Planting and Harvesting
• Gourds. Among the Southwest's first domesticated plants, gourds are still grown and dried for use as containers, decorations, and musical instruments. Sunset climate zones 1a-3b: Plant 'Santo Domingo Striped Dipper' or 'Tarahumara Warty'. Zones 10, 11: Try 'Hopi Rattle', 'O'odham Dipper', or 'Wild Luffa'. Zones 12, 13: 'Mayo Deer Dance Rattle' or 'Tarahumara Canteen'. All these are available from Native Seeds/SEARCH ( www.nativeseeds.org or 866/622-5561). Soak seeds overnight, then plant 1 inch deep in the ground near a fence or trellis that vines can climb.
• Herbs for aromatherapy. The foliage of many herbs contains essential oils that aromatherapists prescribe to produce various effects. For example, basil, chamomile, lavender, and marjoram are believed to create a relaxing mood, while clary sage, lemon balm, lemon verbena, and mint are reputed to lift the spirits. Rosemary and thyme are said to improve concentration and memory. To release the aroma, harvest and crush leaves, then gently simmer them in a pot of water to scent a room, or wrap them in cheesecloth to slip into a pillowcase.
• Landscape plants.
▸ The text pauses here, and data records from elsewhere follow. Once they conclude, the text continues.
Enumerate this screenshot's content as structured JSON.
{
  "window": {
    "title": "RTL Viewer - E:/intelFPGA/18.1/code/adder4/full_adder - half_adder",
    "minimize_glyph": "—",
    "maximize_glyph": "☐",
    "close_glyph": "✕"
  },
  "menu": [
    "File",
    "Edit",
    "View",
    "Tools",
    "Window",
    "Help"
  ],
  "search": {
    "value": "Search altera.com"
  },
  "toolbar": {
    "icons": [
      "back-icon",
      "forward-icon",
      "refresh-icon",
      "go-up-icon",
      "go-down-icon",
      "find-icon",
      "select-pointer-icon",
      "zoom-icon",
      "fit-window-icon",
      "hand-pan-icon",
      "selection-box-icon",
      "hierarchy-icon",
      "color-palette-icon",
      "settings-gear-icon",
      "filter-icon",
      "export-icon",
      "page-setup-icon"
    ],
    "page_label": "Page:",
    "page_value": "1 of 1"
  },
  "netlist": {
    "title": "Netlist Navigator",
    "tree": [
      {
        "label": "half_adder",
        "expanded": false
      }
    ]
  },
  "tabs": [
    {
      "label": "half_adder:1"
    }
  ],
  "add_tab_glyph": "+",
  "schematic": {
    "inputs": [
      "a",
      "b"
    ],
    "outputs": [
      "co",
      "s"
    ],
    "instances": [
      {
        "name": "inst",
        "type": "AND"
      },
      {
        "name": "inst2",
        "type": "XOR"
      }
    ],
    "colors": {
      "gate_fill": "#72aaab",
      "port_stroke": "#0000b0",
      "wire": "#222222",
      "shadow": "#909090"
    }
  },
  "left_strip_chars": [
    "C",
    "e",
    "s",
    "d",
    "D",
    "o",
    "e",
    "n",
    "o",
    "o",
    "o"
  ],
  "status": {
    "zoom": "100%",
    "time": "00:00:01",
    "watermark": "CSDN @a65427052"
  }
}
Consider these native and desert-adapted plants. Trees: Anacacho orchid tree (Bauhinia lunarioides) and Chinese pistache (Pistacia chinensis). Shrubs: Desert honeysuckle (Anisacanthus quadrifidus wrightii), pink fairy duster (Calliandra eriophylla), sweet acacia (Acacia farnesiana), Texas ranger (Leucophyllum frutescens), and violet silverleaf (L. candidum).
• Rabbit-resistant plants. Rabbits will eat just about anything, but they dislike highly aromatic plants like lavender, marigold, mint, rosemary, salvia, and society garlic. Other plants they find unappealing include agave, euphorbia, lantana, Mexican evening primrose, nandina, plumbago, and verbena. It helps to start with plants large enough to survive a little nibbling.
• Seasonal color. Sow seeds or set out transplants of these water-thrifty flowers. Zones 1a-3b: Ageratum, coreopsis, and gaillardia. Zones 10-13: Coreopsis, cosmos, blue and scarlet flax, gaillardia, Mexican hat, portulaca, purple coneflower, and zinnia.
• Vegetables. All zones: Sow seeds or set out transplants of chiles, cucumbers, eggplant, melons, okra, peppers, summer and winter squash, and tomatillos. Two good regional seed sources are Plants of the Southwest ( www.plantsofthesouthwest.com or 800/788-7333) and Seeds of Change ( www.seedsofchange.com or 888/762-7333).
• Vines. Zones 10, 11: Plant Carolina jessamine, Lady Banks' rose, silver lace vine, trumpet creeper, and Virginia creeper. Zones 12, 13: Plant any of the above, plus bougainvillea and coral vine.
• Check irrigation systems. Repair leaks and replace clogged or broken bubblers, drip emitters, and sprinkler heads.
• Control insect pests. Blast aphids and spittlebugs off plants with a strong jet of water from the hose. Control spider mites on evergreens by spraying with insecticidal soap.
• Mulch. Spread a 3- to 4-inch layer of bark chips, compost, or forest mulch around plants to help insulate roots and retain soil moisture.